Asked about the low turnout of MKs, Shai said he was “disappointed, but not surprised; we know how this business is in the Knesset,” with a huge number of caucuses and lobbies, on a Wednesday afternoon with most lawmakers out of the building. “I wanted to have more of them – at least 10 said they’d come, but that’s the way it is.”
Shai agreed that it’s “very true that the general Israeli public doesn’t care about the issue,” which gives his caucus all the more reason to act.
“There are over 300,000 Israelis here who are Jewish in heart, in
feeling and by their presence here, and we must take note of this. We in
Kadima are very aware of the demographic conflict between us and the
Palestinians,” Shai added. “These immigrants are Israelis, but not Jews,

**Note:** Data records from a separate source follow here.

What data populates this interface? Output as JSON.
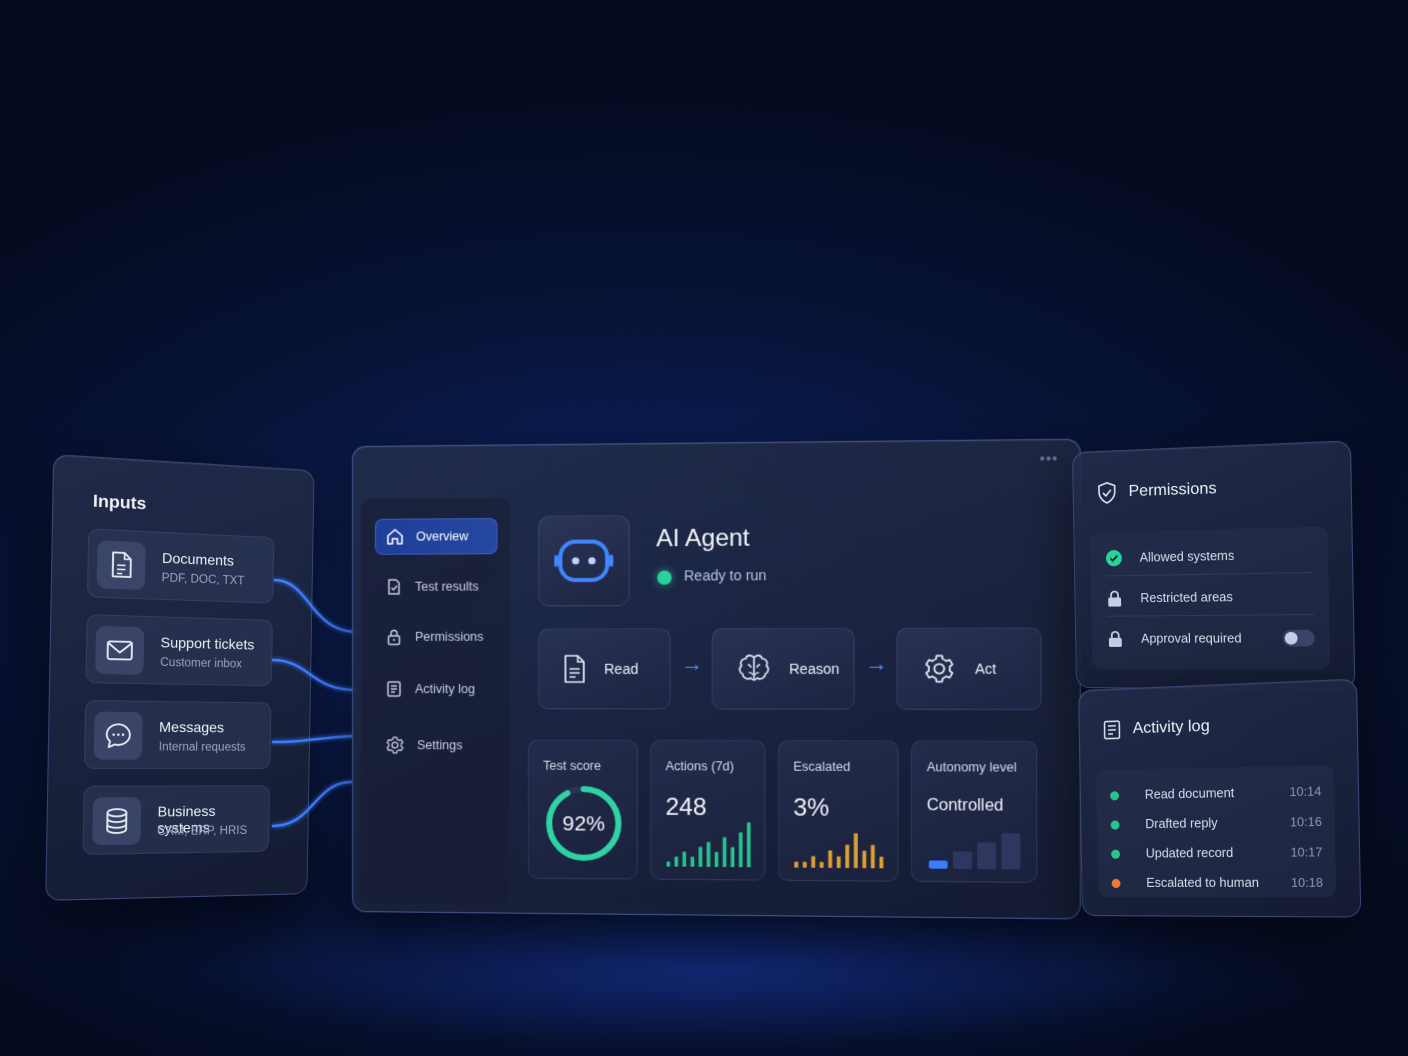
{
  "inputs": {
    "title": "Inputs",
    "items": [
      {
        "icon": "document-icon",
        "label": "Documents",
        "sub": "PDF, DOC, TXT"
      },
      {
        "icon": "mail-icon",
        "label": "Support tickets",
        "sub": "Customer inbox"
      },
      {
        "icon": "chat-bubble-icon",
        "label": "Messages",
        "sub": "Internal requests"
      },
      {
        "icon": "database-icon",
        "label": "Business systems",
        "sub": "CRM, ERP, HRIS"
      }
    ]
  },
  "window": {
    "menu_dots": "•••"
  },
  "sidebar": {
    "items": [
      {
        "icon": "home-icon",
        "label": "Overview",
        "active": true
      },
      {
        "icon": "test-results-icon",
        "label": "Test results"
      },
      {
        "icon": "lock-icon",
        "label": "Permissions"
      },
      {
        "icon": "list-icon",
        "label": "Activity log"
      },
      {
        "icon": "gear-icon",
        "label": "Settings"
      }
    ]
  },
  "agent": {
    "icon": "robot-face-icon",
    "title": "AI Agent",
    "status": "Ready to run",
    "status_color": "#27d39a"
  },
  "workflow": {
    "steps": [
      {
        "icon": "document-icon",
        "label": "Read"
      },
      {
        "icon": "brain-icon",
        "label": "Reason"
      },
      {
        "icon": "gear-icon",
        "label": "Act"
      }
    ],
    "arrow": "→"
  },
  "metrics": {
    "test_score": {
      "label": "Test score",
      "value": "92%",
      "fraction": 0.92,
      "color": "#2fd2a6"
    },
    "actions": {
      "label": "Actions (7d)",
      "value": "248",
      "color": "#27c58e",
      "bars": [
        1,
        2,
        3,
        2,
        4,
        5,
        3,
        6,
        4,
        7,
        9
      ]
    },
    "escalated": {
      "label": "Escalated",
      "value": "3%",
      "color": "#e0a030",
      "bars": [
        1,
        1,
        2,
        1,
        3,
        2,
        4,
        6,
        3,
        4,
        2
      ]
    },
    "autonomy": {
      "label": "Autonomy level",
      "value": "Controlled",
      "color": "#3a7bff",
      "levels": 4,
      "active_level": 1
    }
  },
  "permissions": {
    "title": "Permissions",
    "icon": "shield-check-icon",
    "rows": [
      {
        "icon": "check-circle-icon",
        "label": "Allowed systems",
        "color": "#27d39a"
      },
      {
        "icon": "lock-icon",
        "label": "Restricted areas"
      },
      {
        "icon": "lock-icon",
        "label": "Approval required",
        "toggle": false
      }
    ]
  },
  "activity": {
    "title": "Activity log",
    "icon": "list-icon",
    "rows": [
      {
        "label": "Read document",
        "time": "10:14",
        "color": "#27c58e"
      },
      {
        "label": "Drafted reply",
        "time": "10:16",
        "color": "#27c58e"
      },
      {
        "label": "Updated record",
        "time": "10:17",
        "color": "#27c58e"
      },
      {
        "label": "Escalated to human",
        "time": "10:18",
        "color": "#f07a3a"
      }
    ]
  }
}
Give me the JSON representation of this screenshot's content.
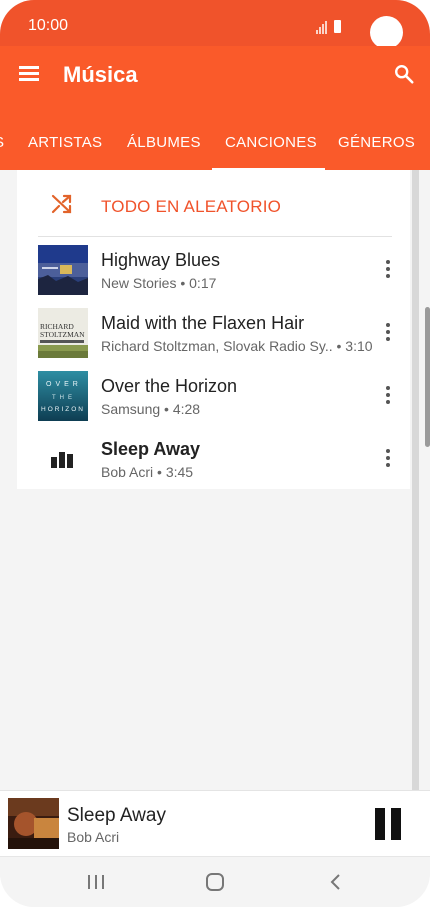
{
  "status_bar": {
    "time": "10:00"
  },
  "app_bar": {
    "title": "Música"
  },
  "tabs": [
    {
      "label": "S",
      "selected": false
    },
    {
      "label": "ARTISTAS",
      "selected": false
    },
    {
      "label": "ÁLBUMES",
      "selected": false
    },
    {
      "label": "CANCIONES",
      "selected": true
    },
    {
      "label": "GÉNEROS",
      "selected": false
    }
  ],
  "shuffle": {
    "label": "TODO EN ALEATORIO"
  },
  "songs": [
    {
      "title": "Highway Blues",
      "subtitle": "New Stories • 0:17",
      "playing": false
    },
    {
      "title": "Maid with the Flaxen Hair",
      "subtitle": "Richard Stoltzman, Slovak Radio Sy.. • 3:10",
      "playing": false,
      "album_art_text": [
        "RICHARD",
        "STOLTZMAN"
      ]
    },
    {
      "title": "Over the Horizon",
      "subtitle": "Samsung • 4:28",
      "playing": false,
      "album_art_text": [
        "OVER",
        "THE",
        "HORIZON"
      ]
    },
    {
      "title": "Sleep Away",
      "subtitle": "Bob Acri • 3:45",
      "playing": true
    }
  ],
  "mini_player": {
    "title": "Sleep Away",
    "artist": "Bob Acri",
    "state": "playing"
  },
  "colors": {
    "accent": "#fa5a2a",
    "status_bar": "#f0532b",
    "shuffle_text": "#f0532b"
  },
  "icons": {
    "menu": "menu-icon",
    "search": "search-icon",
    "shuffle": "shuffle-icon",
    "more": "more-vert-icon",
    "now_playing": "equalizer-icon",
    "pause": "pause-icon",
    "nav_recents": "recents-icon",
    "nav_home": "home-icon",
    "nav_back": "back-icon"
  }
}
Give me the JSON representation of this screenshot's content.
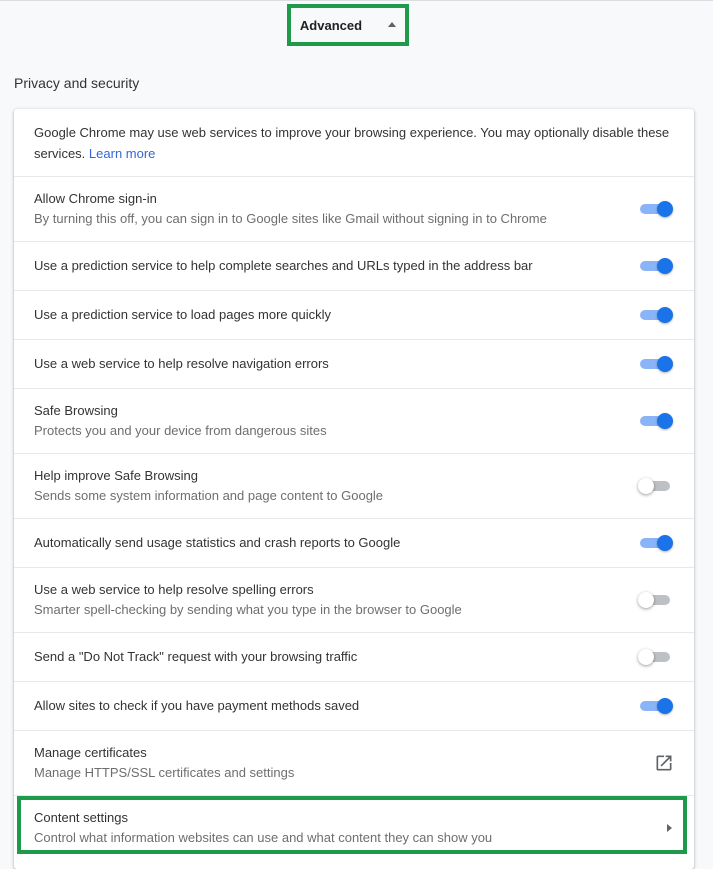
{
  "advanced": {
    "label": "Advanced",
    "icon": "caret-up-icon"
  },
  "section": {
    "title": "Privacy and security"
  },
  "intro": {
    "text": "Google Chrome may use web services to improve your browsing experience. You may optionally disable these services.",
    "link": "Learn more"
  },
  "rows": [
    {
      "primary": "Allow Chrome sign-in",
      "secondary": "By turning this off, you can sign in to Google sites like Gmail without signing in to Chrome",
      "control": "toggle",
      "on": true
    },
    {
      "primary": "Use a prediction service to help complete searches and URLs typed in the address bar",
      "secondary": "",
      "control": "toggle",
      "on": true
    },
    {
      "primary": "Use a prediction service to load pages more quickly",
      "secondary": "",
      "control": "toggle",
      "on": true
    },
    {
      "primary": "Use a web service to help resolve navigation errors",
      "secondary": "",
      "control": "toggle",
      "on": true
    },
    {
      "primary": "Safe Browsing",
      "secondary": "Protects you and your device from dangerous sites",
      "control": "toggle",
      "on": true
    },
    {
      "primary": "Help improve Safe Browsing",
      "secondary": "Sends some system information and page content to Google",
      "control": "toggle",
      "on": false
    },
    {
      "primary": "Automatically send usage statistics and crash reports to Google",
      "secondary": "",
      "control": "toggle",
      "on": true
    },
    {
      "primary": "Use a web service to help resolve spelling errors",
      "secondary": "Smarter spell-checking by sending what you type in the browser to Google",
      "control": "toggle",
      "on": false
    },
    {
      "primary": "Send a \"Do Not Track\" request with your browsing traffic",
      "secondary": "",
      "control": "toggle",
      "on": false
    },
    {
      "primary": "Allow sites to check if you have payment methods saved",
      "secondary": "",
      "control": "toggle",
      "on": true
    },
    {
      "primary": "Manage certificates",
      "secondary": "Manage HTTPS/SSL certificates and settings",
      "control": "external",
      "icon": "external-link-icon"
    },
    {
      "primary": "Content settings",
      "secondary": "Control what information websites can use and what content they can show you",
      "control": "chevron",
      "icon": "chevron-right-icon"
    }
  ],
  "colors": {
    "accent": "#1a73e8",
    "toggle_track_on": "#8ab4f8",
    "toggle_track_off": "#bdc1c6",
    "link": "#3367d6",
    "highlight": "#1e9a4a"
  }
}
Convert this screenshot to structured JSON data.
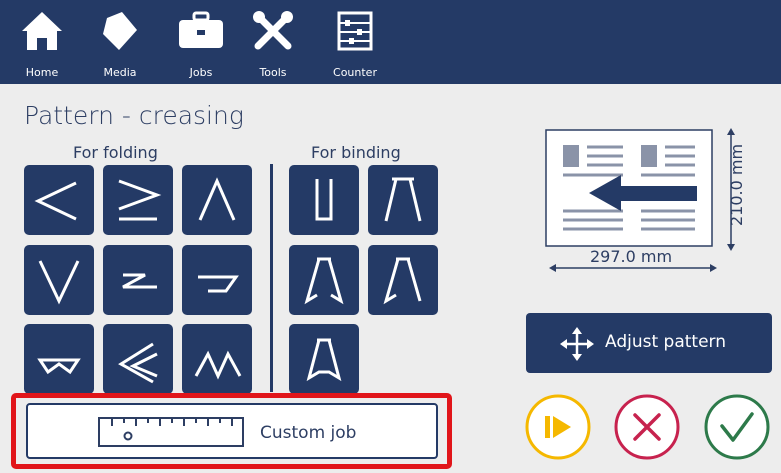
{
  "nav": {
    "items": [
      {
        "label": "Home",
        "icon": "home-icon"
      },
      {
        "label": "Media",
        "icon": "media-icon"
      },
      {
        "label": "Jobs",
        "icon": "briefcase-icon"
      },
      {
        "label": "Tools",
        "icon": "tools-icon"
      },
      {
        "label": "Counter",
        "icon": "abacus-icon"
      }
    ]
  },
  "page": {
    "title": "Pattern - creasing",
    "folding_label": "For folding",
    "binding_label": "For binding"
  },
  "preview": {
    "width_label": "297.0 mm",
    "height_label": "210.0 mm"
  },
  "actions": {
    "adjust_label": "Adjust pattern",
    "custom_job_label": "Custom job"
  },
  "colors": {
    "navy": "#243a66",
    "text": "#2d3e63",
    "highlight": "#e1151a",
    "play": "#f5b800",
    "cancel": "#c7224e",
    "confirm": "#2d7a4a"
  }
}
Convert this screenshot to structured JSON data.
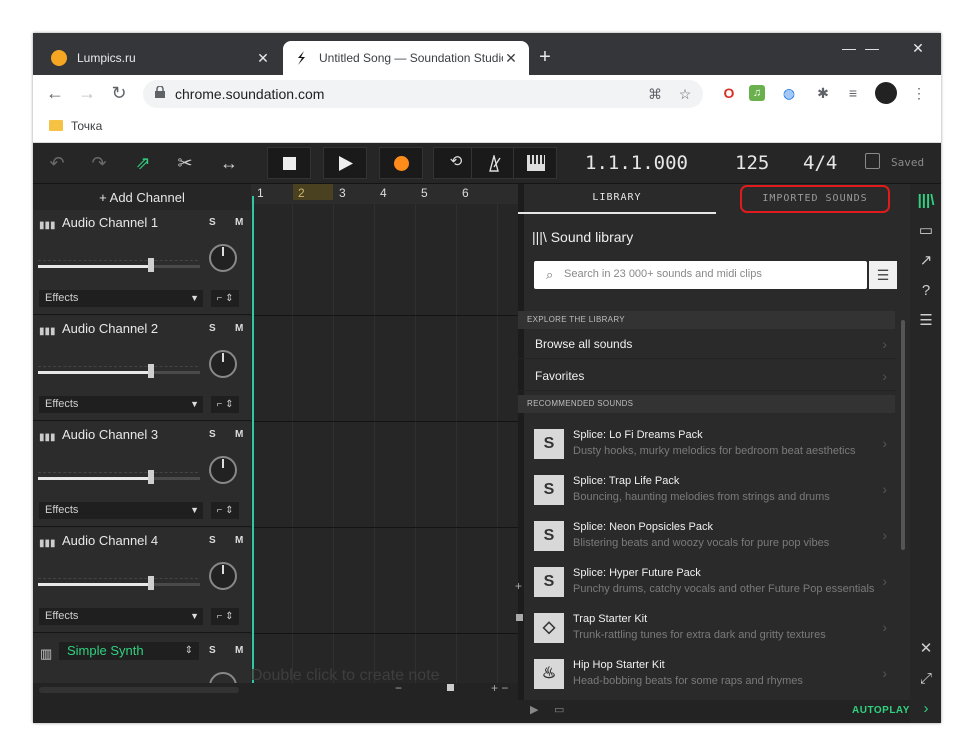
{
  "browser": {
    "tabs": [
      {
        "title": "Lumpics.ru",
        "favicon_color": "#f5a623"
      },
      {
        "title": "Untitled Song — Soundation Studio",
        "favicon_color": "#111111"
      }
    ],
    "new_tab": "+",
    "window_controls": {
      "minimize": "—",
      "maximize": "☐",
      "close": "✕"
    },
    "url": "chrome.soundation.com",
    "bookmark": "Точка"
  },
  "studio": {
    "position": "1.1.1.000",
    "tempo": "125",
    "signature": "4/4",
    "saved": "Saved",
    "add_channel": "+ Add Channel",
    "channels": [
      {
        "name": "Audio Channel 1",
        "effects": "Effects"
      },
      {
        "name": "Audio Channel 2",
        "effects": "Effects"
      },
      {
        "name": "Audio Channel 3",
        "effects": "Effects"
      },
      {
        "name": "Audio Channel 4",
        "effects": "Effects"
      }
    ],
    "solo": "S",
    "mute": "M",
    "synth": "Simple Synth",
    "ruler": [
      "1",
      "2",
      "3",
      "4",
      "5",
      "6"
    ],
    "hint": "Double click to create note"
  },
  "library": {
    "tab_library": "LIBRARY",
    "tab_imported": "IMPORTED SOUNDS",
    "heading": "Sound library",
    "search_placeholder": "Search in 23 000+ sounds and midi clips",
    "explore_label": "EXPLORE THE LIBRARY",
    "browse_all": "Browse all sounds",
    "favorites": "Favorites",
    "recommended_label": "RECOMMENDED SOUNDS",
    "packs": [
      {
        "title": "Splice: Lo Fi Dreams Pack",
        "desc": "Dusty hooks, murky melodics for bedroom beat aesthetics"
      },
      {
        "title": "Splice: Trap Life Pack",
        "desc": "Bouncing, haunting melodies from strings and drums"
      },
      {
        "title": "Splice: Neon Popsicles Pack",
        "desc": "Blistering beats and woozy vocals for pure pop vibes"
      },
      {
        "title": "Splice: Hyper Future Pack",
        "desc": "Punchy drums, catchy vocals and other Future Pop essentials"
      },
      {
        "title": "Trap Starter Kit",
        "desc": "Trunk-rattling tunes for extra dark and gritty textures"
      },
      {
        "title": "Hip Hop Starter Kit",
        "desc": "Head-bobbing beats for some raps and rhymes"
      }
    ],
    "autoplay": "AUTOPLAY"
  },
  "colors": {
    "accent_green": "#30d27f",
    "playhead": "#2fc8a5",
    "highlight_red": "#e01b1b",
    "record": "#ff8c1a"
  }
}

and we need to find solutions to let them live here equally with
others. They are entitled to die for the State of Israel, but not to be
buried here,” he said in reference to non-Jewish soldiers, who couldn’t
be buried in Jewish cemeteries.
Shai rejected the notion of opening the market to non-Orthodox
conversions as a means of encouraging the public to undergo the
“We are trying to make our efforts practical and feasible. When we start
dealing with the Reform and Conservative conversions, we’re lost,” he
“I don’t just side with the Orthodox attitude. But I think we have a
certain framework, and we need from within it to seek other mechanisms,
other rabbis, who can spread the system all around the country, enabling
more people to convert.
“Without another such authority, we’ll see a big tragedy here. Children
are born, and most of the aliya from the FSU is currently non-Jewish. We
are facing the creation of another community here of Israelis who are
neither Muslims nor Christians, but who aren’t Jewish, either.”